Now imagine that, just in Marvel Vs. Capcom: Infinite. Call it Ultimate Marvel Vs. Capcom: Infinite II Turbo Edition or what have you, but having Arcade Edition’s brackets and endings would be something to get casual fans more interested in Marvel Vs. Capcom: Infinite. I bought the deluxe edition of Marvel Vs. Capcom: Infinite the day it came out and it’s a purchase I don’t regret. I’ve said multiple times that Infinite as a fighting game feels great, but I don’t find myself playing it that much, even though I really want to, because there just isn’t that much to do in it for me. Playing through the arcade mode that’s already present is okay, but the reward of just new colors for my characters doesn’t really do it for me so it sits on my shelf of games being unplayed. Add in some endings though, however elaborate you want to make them, and it will easily find itself back into the disc tray of my PS4.

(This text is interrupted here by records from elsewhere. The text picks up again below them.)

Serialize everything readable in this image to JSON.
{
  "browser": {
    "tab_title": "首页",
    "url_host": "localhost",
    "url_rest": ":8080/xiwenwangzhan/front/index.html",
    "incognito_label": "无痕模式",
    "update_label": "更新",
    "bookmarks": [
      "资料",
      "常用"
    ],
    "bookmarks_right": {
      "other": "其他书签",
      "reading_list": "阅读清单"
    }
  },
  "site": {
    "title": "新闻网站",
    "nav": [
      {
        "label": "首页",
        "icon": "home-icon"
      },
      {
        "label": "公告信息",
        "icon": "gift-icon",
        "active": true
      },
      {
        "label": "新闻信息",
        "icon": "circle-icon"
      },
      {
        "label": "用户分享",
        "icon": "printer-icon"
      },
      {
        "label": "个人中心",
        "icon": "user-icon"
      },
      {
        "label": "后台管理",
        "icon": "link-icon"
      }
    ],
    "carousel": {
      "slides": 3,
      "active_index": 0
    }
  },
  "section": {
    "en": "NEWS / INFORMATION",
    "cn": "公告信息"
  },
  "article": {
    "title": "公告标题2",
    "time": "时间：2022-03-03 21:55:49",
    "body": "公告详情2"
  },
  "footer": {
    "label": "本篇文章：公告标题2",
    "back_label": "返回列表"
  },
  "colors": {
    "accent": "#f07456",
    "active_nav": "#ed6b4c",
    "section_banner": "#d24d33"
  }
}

The Marvel Vs. Capcom series is no stranger to having simple endings, and it’s something that Marvel Vs. Capcom: Infinite sorely needs. Similarly dividing the eras of Marvel Vs. Capcom in the way that Street Fighter V: Arcade Edition does would both add extra replay value and celebrate the history of the Marvel Vs. Capcom series. Capcom doesn’t need to add the likes of Onslaught, Abyss and Galactus into Infinite (though, admittedly, that would be pretty cool), but simply just have conclusions for each era that reflect the original Marvel Vs. Capcom, 2, etc. Going through Infinite’s roster (including DLC) and replacing X for the original Mega Man and you’ve got 9 characters from the first MvC in Infinite: Spider-Man, Venom, Hulk, Captain America, Strider, Ryu, Chun-Li, Mega Man, Morrigan and if you want to, add Iron Man with a different color as that’s all War Machine was in the first Marvel Vs. Capcom and you’ve got a bracket of five matches. This is on part with the lowest tier in Street Fighter V: Arcade Edition, that of the original Street Fighter. A lot of MvC:I’s roster returns from Marvel Vs. Capcom 3 and its Ultimate Edition and those who were in MvC 2 are holdovers from the first game in the series with the addition of Thanos.

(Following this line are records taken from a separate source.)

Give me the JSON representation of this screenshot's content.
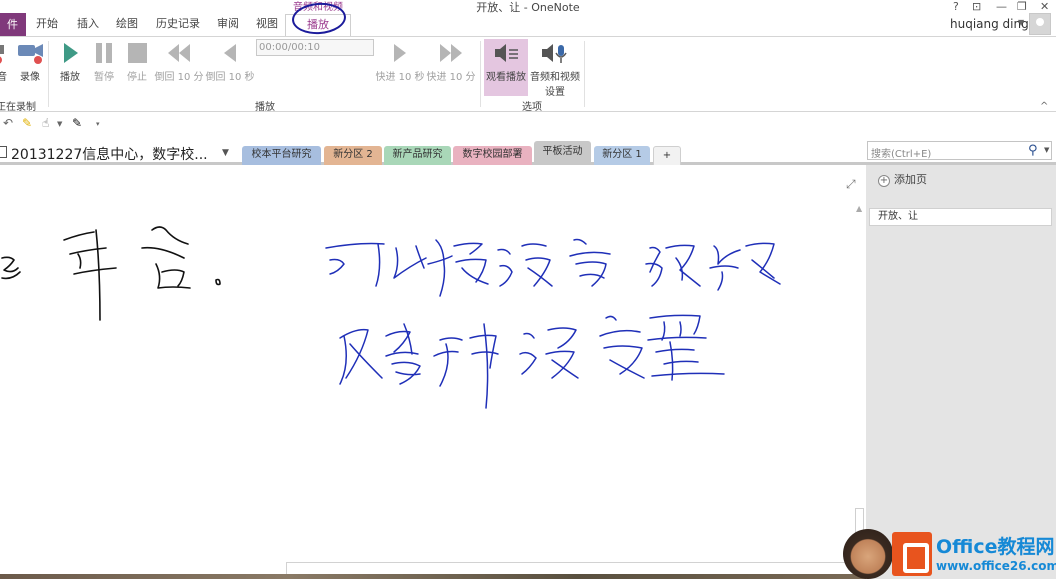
{
  "window": {
    "title": "开放、让 - OneNote",
    "user": "huqiang ding",
    "controls": [
      "?",
      "⊡",
      "—",
      "❐",
      "✕"
    ]
  },
  "ribbon_tabs": {
    "file": "件",
    "home": "开始",
    "insert": "插入",
    "draw": "绘图",
    "history": "历史记录",
    "review": "审阅",
    "view": "视图",
    "context_group": "音频和视频",
    "context_tab": "播放"
  },
  "ribbon": {
    "record_audio": "音",
    "record_video": "录像",
    "recording_label": "正在录制",
    "play": "播放",
    "pause": "暂停",
    "stop": "停止",
    "rewind10m": "倒回 10 分",
    "rewind10s": "倒回 10 秒",
    "time": "00:00/00:10",
    "ff10s": "快进 10 秒",
    "ff10m": "快进 10 分",
    "playback_group": "播放",
    "see_playback": "观看播放",
    "av_settings_line1": "音频和视频",
    "av_settings_line2": "设置",
    "options_group": "选项"
  },
  "notebook": {
    "name": "20131227信息中心，数字校..."
  },
  "sections": [
    {
      "label": "校本平台研究",
      "color": "#a7bedf"
    },
    {
      "label": "新分区 2",
      "color": "#e3b593"
    },
    {
      "label": "新产品研究",
      "color": "#a9d7b8"
    },
    {
      "label": "数字校园部署",
      "color": "#e9b2c0"
    },
    {
      "label": "平板活动",
      "color": "#c8c8c8"
    },
    {
      "label": "新分区 1",
      "color": "#b5cbe6"
    },
    {
      "label": "+",
      "color": "#f2f2f2"
    }
  ],
  "search": {
    "placeholder": "搜索(Ctrl+E)"
  },
  "pages": {
    "add": "添加页",
    "items": [
      "开放、让"
    ]
  },
  "ink_strokes_color": "#1f2fb8",
  "watermark": {
    "line1": "Office教程网",
    "line2": "www.office26.com"
  }
}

Barely two months after launch, rumors began circulating that Capcom was planning future updates to help Marvel Vs. Capcom: Infinite’s image including adding characters from the X-Men camp (something that’s more than likely a possibility given that Disney is in the process of acquiring Fox’s film assets) and while that will do a lot to bring people back to Infinite, it still needs more than just new characters. For those who play solely online, new characters are great, but in order to compete with the likes of Injustice 2 and Tekken 7, Capcom needs to give players who play offline more to do. For that, they need to look no further than the just released Street Fighter V: Arcade Edition, which is the version of that game that I, someone who doesn’t play fighting games competitively, threw my limited gaming budget at.